We should all hope for balance again in our state legislature. The Assembly leaning to the left and the Senate leaning to the right kept state spending in line, along with legislation that was debated, deliberated, and compromised. Now there is no need for negotiations when making laws. The laws enacted last year in the one-party rule were steamrolled through with little or no discussion, even among the Democrats.

It was only after the new laws were thoroughly read last summer did we realize the gravity of what had passed. Now, even some Democrats are feeling the heat because they blindly voted along party lines for bail and evidence reform. When officials such as Mayor De Blasio begin to backpedal away from bail reform, you know it was hastily and badly written. Also, the farm-labor bill shouldn't be left off the list of outrage for rural upstate voters. Both of these legislative works are being considered for amendments in this coming session.

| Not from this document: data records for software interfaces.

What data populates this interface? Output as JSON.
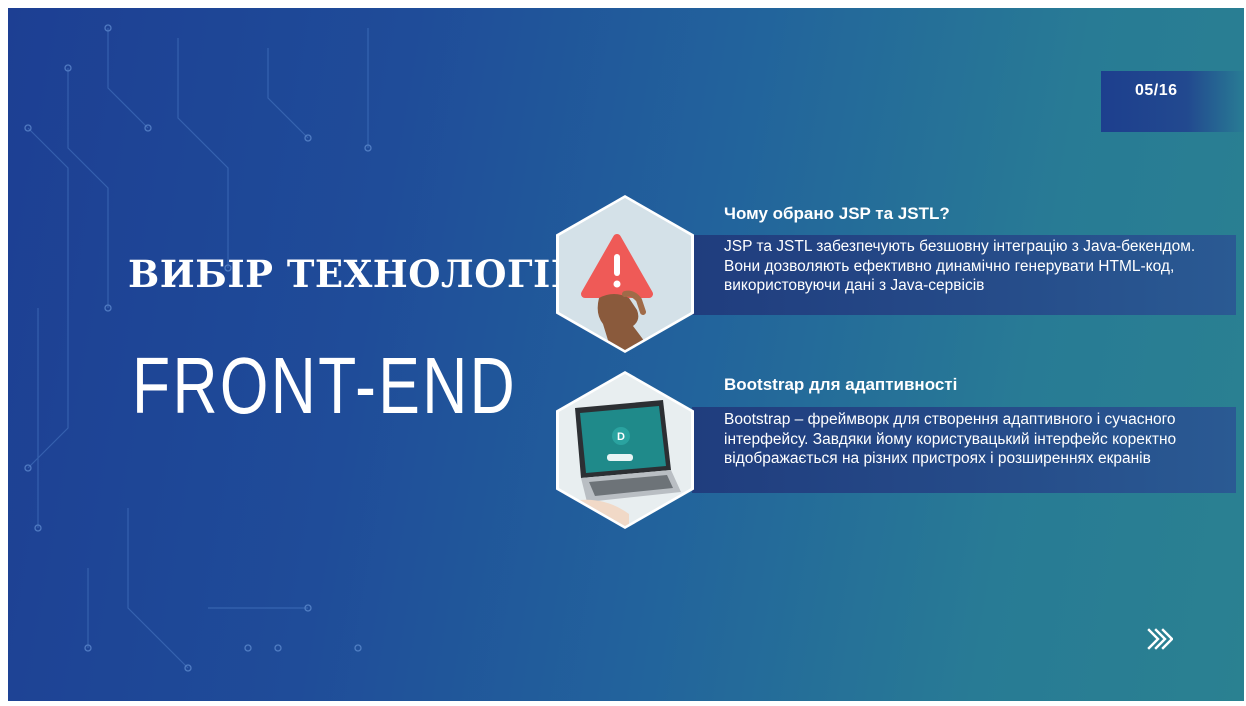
{
  "slide": {
    "page_indicator": "05/16",
    "title_line1": "ВИБІР ТЕХНОЛОГІЙ:",
    "title_line2": "FRONT-END"
  },
  "cards": [
    {
      "title": "Чому обрано JSP та JSTL?",
      "text": "JSP та JSTL забезпечують безшовну інтеграцію з Java-бекендом. Вони дозволяють ефективно динамічно генерувати HTML-код, використовуючи дані з Java-сервісів",
      "image_icon": "warning-hand-image"
    },
    {
      "title": "Bootstrap для адаптивності",
      "text": "Bootstrap – фреймворк для створення адаптивного і сучасного інтерфейсу. Завдяки йому користувацький інтерфейс коректно відображається на різних пристроях і розширеннях екранів",
      "image_icon": "laptop-image"
    }
  ],
  "navigation": {
    "next_icon": "chevrons-right-icon"
  },
  "colors": {
    "background_start": "#1d3f93",
    "background_end": "#2a8191",
    "band": "#254a88",
    "text": "#ffffff"
  }
}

Now is the time for the Republican Party to make strenuous efforts to win back the Senate in the fall elections. All of the senate seats are up for grabs, including those held by freshman Democrats who beat incumbent Republicans by slim margins in the anti-Trump wave of 2018. If the reluctant eight don't have the stomach to run an uphill race, the Republicans in those districts better pick good candidates.

We still need to brace for the potential damage of one-party rule for the rest of this legislative year. We may be dealing with such things as one-size-fits-everyone health care, more restrictions on firearms owners, and lord only knows what will become legalized.

Conservatives have a couple of things going in their favor. First, in a General Election, the power of the secret ballot allows middle-of-the-road Democrats and Independents to vote for whomever they choose. Second, according to the legislative calendar, the lawmakers are luckily only together in Albany for 57 days this year. Just imagine the damage they could do if they were making laws full-time.